Nigerian authorities: Dana Air MD-83 suffered dual engine failure
Published: July 16, 2012
A dual engine failure brought Dana Air Flight 992 down in a densely populated residential area, killing all 153 passengers and crew and another 10 people on the ground, according to Nigeria’s Accident Investigation Bureau (AIC).
A preliminary report on the June 3 crash ( ATW Daily News, June 5 ) released by the AIC does not reach a conclusion as to why the MD-83’s two Pratt & Whitney JT8D-219 engines each experienced “a total loss of power” during final approach. It noted an examination of maintenance records and fuel used by the flight showed the aircraft had enough fuel and it was not contaminated.

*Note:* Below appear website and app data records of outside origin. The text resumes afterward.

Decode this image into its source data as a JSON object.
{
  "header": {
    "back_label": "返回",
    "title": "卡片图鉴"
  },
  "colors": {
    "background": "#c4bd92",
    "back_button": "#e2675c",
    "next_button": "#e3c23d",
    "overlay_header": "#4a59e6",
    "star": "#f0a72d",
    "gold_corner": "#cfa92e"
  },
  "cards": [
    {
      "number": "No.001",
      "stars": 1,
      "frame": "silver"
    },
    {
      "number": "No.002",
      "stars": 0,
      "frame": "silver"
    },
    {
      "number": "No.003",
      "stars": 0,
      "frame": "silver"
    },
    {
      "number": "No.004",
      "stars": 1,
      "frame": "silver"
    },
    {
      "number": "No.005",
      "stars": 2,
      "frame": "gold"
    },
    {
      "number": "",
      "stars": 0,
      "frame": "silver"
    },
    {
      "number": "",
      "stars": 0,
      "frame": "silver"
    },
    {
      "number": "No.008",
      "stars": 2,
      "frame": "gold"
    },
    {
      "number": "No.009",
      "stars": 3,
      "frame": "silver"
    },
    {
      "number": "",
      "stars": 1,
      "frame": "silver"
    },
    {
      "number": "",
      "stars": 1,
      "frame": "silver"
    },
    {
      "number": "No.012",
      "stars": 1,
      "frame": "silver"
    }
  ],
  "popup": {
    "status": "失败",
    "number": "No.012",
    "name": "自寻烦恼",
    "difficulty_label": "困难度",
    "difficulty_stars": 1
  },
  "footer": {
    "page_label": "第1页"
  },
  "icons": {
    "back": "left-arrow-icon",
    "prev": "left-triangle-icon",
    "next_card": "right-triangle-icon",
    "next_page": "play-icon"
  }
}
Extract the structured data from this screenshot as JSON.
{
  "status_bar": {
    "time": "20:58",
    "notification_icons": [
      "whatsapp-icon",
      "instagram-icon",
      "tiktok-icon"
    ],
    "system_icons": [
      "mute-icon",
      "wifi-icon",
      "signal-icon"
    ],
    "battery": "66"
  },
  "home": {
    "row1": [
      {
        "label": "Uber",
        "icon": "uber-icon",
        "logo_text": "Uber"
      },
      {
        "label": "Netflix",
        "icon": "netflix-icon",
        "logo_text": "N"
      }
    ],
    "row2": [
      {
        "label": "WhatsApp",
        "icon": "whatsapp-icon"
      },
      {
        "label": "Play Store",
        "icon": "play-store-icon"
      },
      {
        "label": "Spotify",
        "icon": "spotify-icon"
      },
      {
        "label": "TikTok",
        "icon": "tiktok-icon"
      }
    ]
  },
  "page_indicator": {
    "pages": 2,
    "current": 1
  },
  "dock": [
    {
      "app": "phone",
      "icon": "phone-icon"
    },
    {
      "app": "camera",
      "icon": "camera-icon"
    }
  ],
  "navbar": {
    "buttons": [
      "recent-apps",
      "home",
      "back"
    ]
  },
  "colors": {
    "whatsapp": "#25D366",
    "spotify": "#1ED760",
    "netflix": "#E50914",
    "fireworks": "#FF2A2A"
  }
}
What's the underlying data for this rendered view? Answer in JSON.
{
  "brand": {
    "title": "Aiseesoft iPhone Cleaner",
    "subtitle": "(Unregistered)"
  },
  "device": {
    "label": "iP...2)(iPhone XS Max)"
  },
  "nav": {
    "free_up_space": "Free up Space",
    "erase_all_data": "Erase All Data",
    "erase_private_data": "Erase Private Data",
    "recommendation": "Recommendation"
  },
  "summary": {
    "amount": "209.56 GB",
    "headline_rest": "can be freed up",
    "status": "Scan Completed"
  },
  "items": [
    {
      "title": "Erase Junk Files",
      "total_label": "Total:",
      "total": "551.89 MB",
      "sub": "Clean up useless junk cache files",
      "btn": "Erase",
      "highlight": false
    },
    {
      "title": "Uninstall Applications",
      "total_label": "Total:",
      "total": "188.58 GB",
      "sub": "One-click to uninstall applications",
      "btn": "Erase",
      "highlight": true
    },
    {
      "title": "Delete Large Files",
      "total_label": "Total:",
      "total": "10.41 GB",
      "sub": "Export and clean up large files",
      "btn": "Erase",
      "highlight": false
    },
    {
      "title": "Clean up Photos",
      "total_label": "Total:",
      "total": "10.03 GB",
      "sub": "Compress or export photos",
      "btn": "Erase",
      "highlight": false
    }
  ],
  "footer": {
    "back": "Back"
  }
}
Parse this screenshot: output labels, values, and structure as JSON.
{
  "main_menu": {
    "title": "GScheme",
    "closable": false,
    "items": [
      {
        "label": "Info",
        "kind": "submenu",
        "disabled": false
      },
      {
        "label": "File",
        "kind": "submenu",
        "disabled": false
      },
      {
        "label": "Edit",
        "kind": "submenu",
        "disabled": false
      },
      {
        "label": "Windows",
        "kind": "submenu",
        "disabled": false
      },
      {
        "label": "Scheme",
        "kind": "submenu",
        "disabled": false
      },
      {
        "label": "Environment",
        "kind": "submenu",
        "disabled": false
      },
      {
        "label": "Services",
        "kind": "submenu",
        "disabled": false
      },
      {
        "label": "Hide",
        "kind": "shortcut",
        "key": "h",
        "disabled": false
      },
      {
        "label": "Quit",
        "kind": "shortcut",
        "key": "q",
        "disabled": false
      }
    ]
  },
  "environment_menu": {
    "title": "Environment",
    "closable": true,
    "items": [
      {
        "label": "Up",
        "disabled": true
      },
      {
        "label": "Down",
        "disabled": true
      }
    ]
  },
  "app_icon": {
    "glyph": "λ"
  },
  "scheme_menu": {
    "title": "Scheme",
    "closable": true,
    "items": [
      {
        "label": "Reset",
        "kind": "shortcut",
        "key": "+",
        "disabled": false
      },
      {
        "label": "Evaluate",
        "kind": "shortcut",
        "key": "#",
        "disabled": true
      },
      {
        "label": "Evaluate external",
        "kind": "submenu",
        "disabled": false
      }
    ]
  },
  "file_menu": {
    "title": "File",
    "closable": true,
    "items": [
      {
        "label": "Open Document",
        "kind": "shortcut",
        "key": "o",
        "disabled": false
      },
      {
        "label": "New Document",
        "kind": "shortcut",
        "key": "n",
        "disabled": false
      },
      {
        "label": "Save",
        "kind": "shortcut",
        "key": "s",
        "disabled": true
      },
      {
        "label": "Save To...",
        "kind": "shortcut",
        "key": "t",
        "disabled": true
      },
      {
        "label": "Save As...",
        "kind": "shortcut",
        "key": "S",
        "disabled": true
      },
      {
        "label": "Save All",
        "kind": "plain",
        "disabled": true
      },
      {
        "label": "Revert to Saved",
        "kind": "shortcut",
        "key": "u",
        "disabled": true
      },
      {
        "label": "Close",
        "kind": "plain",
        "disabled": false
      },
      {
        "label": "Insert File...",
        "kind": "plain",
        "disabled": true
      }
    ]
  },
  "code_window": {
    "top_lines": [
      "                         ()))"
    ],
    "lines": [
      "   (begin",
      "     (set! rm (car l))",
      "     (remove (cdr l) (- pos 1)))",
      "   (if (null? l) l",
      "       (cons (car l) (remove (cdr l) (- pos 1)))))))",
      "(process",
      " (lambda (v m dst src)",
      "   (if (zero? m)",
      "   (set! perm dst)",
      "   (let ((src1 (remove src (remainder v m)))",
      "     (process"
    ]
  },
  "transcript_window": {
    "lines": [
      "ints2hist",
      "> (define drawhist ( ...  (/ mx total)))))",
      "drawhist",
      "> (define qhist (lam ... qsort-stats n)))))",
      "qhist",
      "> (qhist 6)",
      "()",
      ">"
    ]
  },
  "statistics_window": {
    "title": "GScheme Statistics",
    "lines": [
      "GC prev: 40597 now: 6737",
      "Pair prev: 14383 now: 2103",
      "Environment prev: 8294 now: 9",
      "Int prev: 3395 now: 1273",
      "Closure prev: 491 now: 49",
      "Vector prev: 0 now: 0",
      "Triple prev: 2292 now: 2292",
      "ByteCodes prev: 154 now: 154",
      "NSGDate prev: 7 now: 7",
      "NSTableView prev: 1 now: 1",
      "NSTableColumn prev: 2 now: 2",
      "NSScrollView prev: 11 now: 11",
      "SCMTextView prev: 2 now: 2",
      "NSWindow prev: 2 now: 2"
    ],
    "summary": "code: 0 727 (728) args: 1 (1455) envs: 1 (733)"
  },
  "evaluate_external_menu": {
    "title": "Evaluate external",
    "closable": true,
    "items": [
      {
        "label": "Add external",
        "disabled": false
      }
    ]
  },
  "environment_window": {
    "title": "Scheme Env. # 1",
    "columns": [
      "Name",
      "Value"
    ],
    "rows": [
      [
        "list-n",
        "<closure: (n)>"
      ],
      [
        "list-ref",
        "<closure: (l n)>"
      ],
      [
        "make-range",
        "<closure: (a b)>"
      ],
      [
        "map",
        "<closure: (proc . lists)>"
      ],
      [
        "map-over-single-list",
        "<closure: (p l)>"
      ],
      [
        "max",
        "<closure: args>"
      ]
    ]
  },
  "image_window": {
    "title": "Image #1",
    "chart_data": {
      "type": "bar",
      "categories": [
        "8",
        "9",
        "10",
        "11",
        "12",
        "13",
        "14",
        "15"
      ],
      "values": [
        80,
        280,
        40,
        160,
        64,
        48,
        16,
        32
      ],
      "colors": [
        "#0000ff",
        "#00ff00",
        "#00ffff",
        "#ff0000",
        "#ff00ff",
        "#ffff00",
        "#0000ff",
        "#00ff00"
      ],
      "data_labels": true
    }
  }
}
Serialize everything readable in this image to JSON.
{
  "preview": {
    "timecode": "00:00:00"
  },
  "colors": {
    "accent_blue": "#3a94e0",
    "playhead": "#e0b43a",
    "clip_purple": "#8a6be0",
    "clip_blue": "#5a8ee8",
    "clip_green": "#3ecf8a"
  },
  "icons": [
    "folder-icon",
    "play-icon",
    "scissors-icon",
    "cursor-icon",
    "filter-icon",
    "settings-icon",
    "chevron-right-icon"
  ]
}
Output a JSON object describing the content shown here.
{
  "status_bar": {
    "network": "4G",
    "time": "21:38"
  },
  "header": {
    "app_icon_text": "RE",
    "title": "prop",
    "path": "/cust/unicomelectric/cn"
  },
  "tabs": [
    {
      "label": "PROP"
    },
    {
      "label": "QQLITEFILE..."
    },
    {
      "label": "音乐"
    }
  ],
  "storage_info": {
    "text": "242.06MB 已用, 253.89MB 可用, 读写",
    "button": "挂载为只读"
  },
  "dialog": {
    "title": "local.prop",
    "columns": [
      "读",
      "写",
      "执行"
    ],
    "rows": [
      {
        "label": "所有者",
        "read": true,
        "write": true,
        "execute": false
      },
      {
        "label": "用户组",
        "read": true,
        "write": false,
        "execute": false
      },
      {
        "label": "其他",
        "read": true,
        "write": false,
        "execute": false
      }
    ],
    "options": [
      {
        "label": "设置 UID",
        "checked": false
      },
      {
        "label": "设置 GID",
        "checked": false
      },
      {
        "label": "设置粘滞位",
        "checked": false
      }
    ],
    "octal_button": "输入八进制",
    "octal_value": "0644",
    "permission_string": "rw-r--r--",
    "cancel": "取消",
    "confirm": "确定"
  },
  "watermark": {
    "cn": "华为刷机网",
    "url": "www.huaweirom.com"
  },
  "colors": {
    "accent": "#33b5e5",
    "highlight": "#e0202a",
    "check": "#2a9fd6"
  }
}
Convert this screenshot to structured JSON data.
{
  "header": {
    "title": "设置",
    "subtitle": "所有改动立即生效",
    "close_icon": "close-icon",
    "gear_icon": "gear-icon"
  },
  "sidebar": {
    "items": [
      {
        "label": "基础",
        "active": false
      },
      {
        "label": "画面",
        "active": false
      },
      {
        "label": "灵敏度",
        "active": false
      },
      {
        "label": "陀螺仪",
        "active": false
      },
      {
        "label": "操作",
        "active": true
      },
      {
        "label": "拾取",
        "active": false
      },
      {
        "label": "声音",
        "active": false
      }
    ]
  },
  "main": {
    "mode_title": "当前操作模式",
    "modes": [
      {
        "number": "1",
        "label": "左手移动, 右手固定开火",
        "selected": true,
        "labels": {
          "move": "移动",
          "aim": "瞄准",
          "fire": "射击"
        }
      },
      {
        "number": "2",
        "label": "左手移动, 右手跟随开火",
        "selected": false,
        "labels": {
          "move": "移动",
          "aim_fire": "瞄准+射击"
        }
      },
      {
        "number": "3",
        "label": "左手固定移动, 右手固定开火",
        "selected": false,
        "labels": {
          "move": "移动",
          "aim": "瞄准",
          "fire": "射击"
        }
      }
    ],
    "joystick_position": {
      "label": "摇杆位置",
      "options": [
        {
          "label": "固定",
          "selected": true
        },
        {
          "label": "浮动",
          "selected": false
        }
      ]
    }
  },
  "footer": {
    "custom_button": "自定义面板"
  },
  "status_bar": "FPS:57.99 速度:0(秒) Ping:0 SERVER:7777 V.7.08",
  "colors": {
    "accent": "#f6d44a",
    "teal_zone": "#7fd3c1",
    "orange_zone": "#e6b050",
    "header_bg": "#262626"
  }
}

“The airplane was on the fourth flight segment of the day, consisting of two round-trips between Lagos [LOS] and Abuja,” the AIC report, completed with assistance from the US National Transportation Safety Board, stated. “The accident occurred during the return leg of the second trip. [Flight] 992 was on final approach for runway 18R at LOS when the crew reported the total loss of power.”
The cockpit voice recorder (CVR) has about 31 minutes of recordings from the MD-83’s pilots, and reveals that they were engaged in pre-landing tasks including deployment of the slats and extension of the flaps and landing gear.
As this was happening, according to the CVR transcript, the first officer asked, “Both engines coming up?” The captain replied, “Negative.” They then radioed an emergency distress call stating “dual engine failure” and “negative response from throttle.”
The aircraft “crashed in a residential area about 5.8 mi. north of LOS,” the AIC report said. “The airplane wreckage was on approximately the extended centerline of runway 18R. During the impact sequence, the airplane struck an incomplete building, two trees and three buildings. The wreckage was confined, with the separated tail section and engines located at the beginning of the debris field. The airplane was mostly consumed by post-crash fire.”
According to Flight Safety Foundation’s Aviation Safety Network, wind at the time of the crash was just 7 knots, visibility was 10 km.-plus and there were “scatter [ed] clouds at 1,400 ft.”